As for survival tips, I'm still working on it. Here are some things I've noticed so far:
|Future Middle Schooler|
- Having an "in" with other teachers, familiarity with the school, and knowledge of some of the kids goes a long, long way! Knowing the names of the administrators, adults in charge of discipline, and little details of the school is like knowing a secret handshake. One thing I do to impress them is pick up the phone and dial the "turn-around" room or the library.
- Learning names quickly is crucial. Luckily, I'm good at learning and then forgetting these names as needed.
- There are tricks you must know that a regular teacher doesn't need, like standing near the door at the end of the last period, so that kids don't leave early because you will have a hard time identifying and calling them back in.
- Sadly, one of the more effective maneuvers is a bit harsh. If I set a clear expectation and it is immediately clear that they don't take it seriously, I will choose the most obvious culprit and consequence him or her fairly publicly. This shows others that you mean it. I have tried the private conversation warnings about the consequences, but in some classes, they are really just testing you to see if you're serious. So you have to be. Fortunately, if the class doesn't start out by testing (and many classes who either have very clear structure or strong engagement with their teacher won't do this), then often, more private conversations will be more effective.
- All of this being said, starting out positive and ignoring some attention getting attempts will go a long way. Recognizing the behavior you are asking for by thanking those who are doing it, using the school-created rewards like shrocks, is great, too.
- It has been said that as a sub, you will be defined by first 30 seconds/ ten words you say. Finding the balance between starting out loud and strict and starting out positive and kind is something that requires a great deal of flexibility. I have not mastered this.
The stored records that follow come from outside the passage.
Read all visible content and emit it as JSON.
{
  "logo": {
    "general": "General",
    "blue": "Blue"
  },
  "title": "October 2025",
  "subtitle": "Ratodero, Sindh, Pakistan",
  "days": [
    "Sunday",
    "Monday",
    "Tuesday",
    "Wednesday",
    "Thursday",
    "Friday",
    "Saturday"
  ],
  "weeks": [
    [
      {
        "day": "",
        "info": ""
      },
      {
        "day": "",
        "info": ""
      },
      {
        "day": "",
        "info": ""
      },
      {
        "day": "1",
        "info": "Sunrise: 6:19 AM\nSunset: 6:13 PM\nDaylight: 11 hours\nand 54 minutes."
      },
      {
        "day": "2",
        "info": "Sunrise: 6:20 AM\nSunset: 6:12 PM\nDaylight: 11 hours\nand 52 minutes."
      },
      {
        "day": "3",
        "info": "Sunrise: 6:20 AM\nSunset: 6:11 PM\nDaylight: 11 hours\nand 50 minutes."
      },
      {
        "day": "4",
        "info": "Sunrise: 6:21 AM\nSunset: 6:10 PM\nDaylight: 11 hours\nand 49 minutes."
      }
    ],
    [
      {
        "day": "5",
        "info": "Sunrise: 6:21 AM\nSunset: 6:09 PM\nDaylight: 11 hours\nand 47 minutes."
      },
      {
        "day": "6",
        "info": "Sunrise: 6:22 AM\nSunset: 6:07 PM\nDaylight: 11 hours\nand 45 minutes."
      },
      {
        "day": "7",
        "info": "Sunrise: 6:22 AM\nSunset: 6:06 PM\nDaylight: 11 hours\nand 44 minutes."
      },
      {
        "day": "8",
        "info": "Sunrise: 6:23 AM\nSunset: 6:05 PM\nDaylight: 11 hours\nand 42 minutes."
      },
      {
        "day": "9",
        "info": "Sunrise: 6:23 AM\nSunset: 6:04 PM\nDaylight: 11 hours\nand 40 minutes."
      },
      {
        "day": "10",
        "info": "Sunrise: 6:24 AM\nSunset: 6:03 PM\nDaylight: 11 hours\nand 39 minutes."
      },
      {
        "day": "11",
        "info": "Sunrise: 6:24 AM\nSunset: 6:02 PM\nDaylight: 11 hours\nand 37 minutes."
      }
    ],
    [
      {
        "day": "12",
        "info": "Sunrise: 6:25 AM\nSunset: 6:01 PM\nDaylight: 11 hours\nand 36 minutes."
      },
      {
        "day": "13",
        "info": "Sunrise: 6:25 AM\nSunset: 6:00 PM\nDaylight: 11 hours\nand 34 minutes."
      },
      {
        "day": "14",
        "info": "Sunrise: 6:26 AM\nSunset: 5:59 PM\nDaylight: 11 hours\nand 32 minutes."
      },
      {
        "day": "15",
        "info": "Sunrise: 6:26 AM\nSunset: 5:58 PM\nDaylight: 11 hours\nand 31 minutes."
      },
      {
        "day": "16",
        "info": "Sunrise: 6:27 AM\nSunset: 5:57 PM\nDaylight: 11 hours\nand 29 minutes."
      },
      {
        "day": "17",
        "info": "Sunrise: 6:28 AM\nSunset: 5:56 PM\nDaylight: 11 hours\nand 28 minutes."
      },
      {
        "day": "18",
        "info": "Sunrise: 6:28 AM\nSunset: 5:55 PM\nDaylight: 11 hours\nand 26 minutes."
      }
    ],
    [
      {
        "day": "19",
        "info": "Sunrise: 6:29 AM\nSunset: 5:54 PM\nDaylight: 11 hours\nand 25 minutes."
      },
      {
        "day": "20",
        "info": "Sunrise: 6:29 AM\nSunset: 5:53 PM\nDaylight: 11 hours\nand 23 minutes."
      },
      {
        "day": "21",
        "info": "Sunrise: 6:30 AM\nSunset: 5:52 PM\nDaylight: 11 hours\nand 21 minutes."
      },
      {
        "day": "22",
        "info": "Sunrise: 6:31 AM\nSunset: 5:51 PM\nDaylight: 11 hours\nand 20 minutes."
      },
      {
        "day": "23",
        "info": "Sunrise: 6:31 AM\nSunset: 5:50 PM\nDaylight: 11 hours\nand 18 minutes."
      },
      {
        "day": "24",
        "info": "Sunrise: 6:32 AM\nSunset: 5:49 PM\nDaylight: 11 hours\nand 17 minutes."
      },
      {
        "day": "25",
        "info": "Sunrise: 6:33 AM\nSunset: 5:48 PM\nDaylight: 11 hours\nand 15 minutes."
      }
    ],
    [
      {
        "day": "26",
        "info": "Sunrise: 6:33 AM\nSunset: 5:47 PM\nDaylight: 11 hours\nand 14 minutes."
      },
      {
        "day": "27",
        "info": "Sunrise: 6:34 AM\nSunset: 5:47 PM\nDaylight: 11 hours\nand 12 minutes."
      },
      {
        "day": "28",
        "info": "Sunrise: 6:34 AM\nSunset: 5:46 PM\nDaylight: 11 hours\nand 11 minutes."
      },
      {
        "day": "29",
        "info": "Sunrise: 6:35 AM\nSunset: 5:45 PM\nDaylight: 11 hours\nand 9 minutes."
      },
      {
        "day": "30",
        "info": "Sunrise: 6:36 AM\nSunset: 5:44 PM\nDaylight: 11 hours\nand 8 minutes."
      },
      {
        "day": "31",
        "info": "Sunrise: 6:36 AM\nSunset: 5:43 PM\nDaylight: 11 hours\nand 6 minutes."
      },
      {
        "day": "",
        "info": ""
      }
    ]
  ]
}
I have frequently found myself standing quietly in front of a class, giving a signal for quiet (or having asked loudly for quiet) and thought "how will they ever even know whether I can teach if they won't even quiet down long enough for me to begin?" And usually, I have spent the next 55 minutes trying various methods to get and keep their attention, mostly in vain. Luckily, not all of the classes are like this.
- Obviously, kids who will take advantage of you will try to do so no matter how awesome you know you are. You've got to have thick skin. I've been waiting to use the philosophy of "the way you choose treat people is who you are. What you do is a big part of who you are." Not sure how it will go because middle school is a bit immature for that idea, and some people DO want to be seen this way.
- Avoid power struggles as much as possible. This is the biggest one for me, because as a regular classroom teacher I took the time to call kids on their behavior and hold them accountable (for the most part). As a sub, sometimes you just have to put it off on the classroom teacher. In the best circumstances, the classroom teacher will follow up in the most appropriate way for that student, or let it go, but it's sort of an "out" for the sub because it means you're not ignoring the behavior, just putting the consequence on hold, and in a way that feels uncertain, which is good for troublemakers.
- So much of this work is about boundaries. That is true for all of teaching, but as a sub, it's a little trickier, because there is less support for you. Mostly it's about being superduper clear with students about your boundaries, and showing them that you mean it. S
- It's also about boundaries with adults. Yesterday I visited an elementary school to express my interest in volunteering for a day or so to get comfortable with the different pace and schedule of an elementary school. I was offering free support in exchange for peace of mind. This morning the principal called me, desperate for a sub. She didn't care about the fact that I wasn't as comfortable with the elementary school system and that it would be an adjustment. Of course, it's not a big deal, but I'm not desperate for the work, so I choose to do it in a way that makes me the most successful. From an administrator's perspective, a sub is a body in the room who can keep things from being too dangerous. They aren't concerned as much with whether you have a good day, are unsure of the expectations, or are treated terribly by a few students. In their eyes, that's just part of being a sub. And it is. But setting boundaries can lessen the days you come home feeling beaten to a pulp.
- It's good perspective to be on this side, because as a teacher, I have had similar thoughts on subs. I can remember, after a day I was gone and my students weren't kind to the sub, I felt bad for a while, and then I had to let it go and focus on the relationships at hand. Some kids just do poorly with an unfamiliar authority figure. Hopefully, at the end of all of this, I will have a clear idea of how to set my classes up for success with a sub, for everyone's sake.
- Any teachers or subs out there who want to give me some tips? I can definitely use them. I have to say, it sure is nice to really be done at the end of the day, and to just not work when I don't feel the need to--a nice reprieve from the exhausting work of full-time teaching.